FILE - U.S. troops patrol at an Afghan National Army base in Logar province, Afghanistan Aug. 7, 2018.
FILE - U.S. troops patrol at an Afghan National Army base in Logar province, Afghanistan Aug. 7, 2018.

Updated July 13, 2019, 10:35 a.m.

The NATO-led security alliance in Afghanistan says an American soldier was killed “in action” Saturday, which brings to 11 the number of deaths among the U.S. military this year in the Afghanistan.

The Resolute Support mission gave no further details and withheld the name of the service member until the next of kin were informed. The fatality reportedly has brought to 2,430 the number of U.S. service members killed since the Afghan war started in October of 2001.

The Taliban insurgency said in a brief statement its fighters had planted a road side bomb in Sayedabad district of the eastern Afghan province of Wardak.

It went on to claim the powerful blast struck an American armored personnel carrier, killing two “invaders [references to foreign troops] and injuring three others”, though the insurgent claims are often inflated.

A Taliban ambush in the same Afghan district late last month had killed two American soldiers.

The NATO-led security mission of about 20,000 foreign troops consists mainly of American soldiers and it is mandated to train, assist and advise Afghans security forces battling the Taliban.

Suicide bombers

Meanwhile, Afghan officials told VOA that a group of heavily armed “suicide bombers” stormed a police base in Qala-e-Naw, the capital of the northwestern Badghis province, killing at least three security personnel and wounding eight others.

The Afghan interior ministry said security forces were locked in an intense exchange of fire with the assailants, killing two of them and trying to neutralize the rest. The attackers were said to be holding up in a nearby hotel.

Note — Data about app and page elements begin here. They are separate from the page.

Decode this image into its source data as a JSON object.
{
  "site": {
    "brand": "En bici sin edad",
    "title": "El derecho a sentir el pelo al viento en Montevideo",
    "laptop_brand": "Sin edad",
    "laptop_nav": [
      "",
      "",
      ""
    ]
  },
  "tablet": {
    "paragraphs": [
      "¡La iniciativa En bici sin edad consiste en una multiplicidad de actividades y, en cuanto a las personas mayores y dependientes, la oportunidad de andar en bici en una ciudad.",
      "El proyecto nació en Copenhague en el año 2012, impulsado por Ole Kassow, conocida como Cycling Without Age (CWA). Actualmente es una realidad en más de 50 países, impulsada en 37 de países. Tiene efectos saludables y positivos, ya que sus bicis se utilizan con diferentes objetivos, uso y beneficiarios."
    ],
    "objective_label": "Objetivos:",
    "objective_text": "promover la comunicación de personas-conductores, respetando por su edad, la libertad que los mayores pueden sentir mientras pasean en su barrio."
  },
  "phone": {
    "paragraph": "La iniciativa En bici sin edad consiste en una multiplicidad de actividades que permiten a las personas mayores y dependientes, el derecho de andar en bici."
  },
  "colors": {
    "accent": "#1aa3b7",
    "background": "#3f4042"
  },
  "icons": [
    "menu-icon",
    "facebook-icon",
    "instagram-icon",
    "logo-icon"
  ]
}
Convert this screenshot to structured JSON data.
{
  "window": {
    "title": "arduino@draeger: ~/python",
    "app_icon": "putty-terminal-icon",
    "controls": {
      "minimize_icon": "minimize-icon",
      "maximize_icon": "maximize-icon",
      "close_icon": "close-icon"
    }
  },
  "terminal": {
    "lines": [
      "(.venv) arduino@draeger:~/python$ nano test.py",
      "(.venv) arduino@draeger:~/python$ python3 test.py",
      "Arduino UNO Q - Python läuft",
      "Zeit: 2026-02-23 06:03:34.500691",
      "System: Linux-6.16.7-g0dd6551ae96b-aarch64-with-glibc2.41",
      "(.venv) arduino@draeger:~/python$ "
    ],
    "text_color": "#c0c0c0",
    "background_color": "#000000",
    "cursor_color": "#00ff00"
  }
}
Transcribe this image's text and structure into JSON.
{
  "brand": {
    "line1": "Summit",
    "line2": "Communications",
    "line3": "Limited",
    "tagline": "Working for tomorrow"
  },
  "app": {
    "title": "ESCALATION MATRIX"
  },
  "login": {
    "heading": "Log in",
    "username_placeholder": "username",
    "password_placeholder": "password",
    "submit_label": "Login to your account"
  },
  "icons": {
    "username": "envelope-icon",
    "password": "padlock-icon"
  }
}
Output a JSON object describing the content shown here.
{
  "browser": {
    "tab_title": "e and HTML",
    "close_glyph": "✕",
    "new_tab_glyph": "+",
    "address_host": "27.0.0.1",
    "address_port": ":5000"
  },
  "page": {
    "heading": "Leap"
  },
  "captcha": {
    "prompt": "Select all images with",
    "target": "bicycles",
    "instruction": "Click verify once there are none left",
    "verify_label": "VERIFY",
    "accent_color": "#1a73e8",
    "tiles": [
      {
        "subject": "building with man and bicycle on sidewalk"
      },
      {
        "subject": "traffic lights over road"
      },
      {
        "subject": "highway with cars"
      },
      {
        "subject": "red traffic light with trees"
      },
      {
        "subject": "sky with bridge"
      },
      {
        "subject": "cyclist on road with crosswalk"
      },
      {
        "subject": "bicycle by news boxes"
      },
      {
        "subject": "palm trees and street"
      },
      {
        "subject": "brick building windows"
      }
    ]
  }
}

The Taliban claimed responsibility for the attack, saying it “killed and injured” a large number of “enemy fighters.”

The violence comes amid intensified U.S.-led efforts to strike a deal with the Taliban to bring an end to the 18-year-old Afghan war.

But the peace negotiations have not deterred the insurgents from resorting to violence and there has been an upsurge in recent weeks, killing scores of Afghan forces.

The Taliban rejects calls for a cease-fire until Washington agrees and announces a timetable for the withdrawal of foreign troops from Afghanistan.

On Thursday, China hosted senior officials from Russia, the United States and Pakistan for consultations on the Afghan peace process. “The four sides encouraged all parties to take steps to reduce violence leading to a comprehensive and permanent cease-fire that starts with intra-Afghan negotiations,” said a joint statement issued after the meeting in Beijing.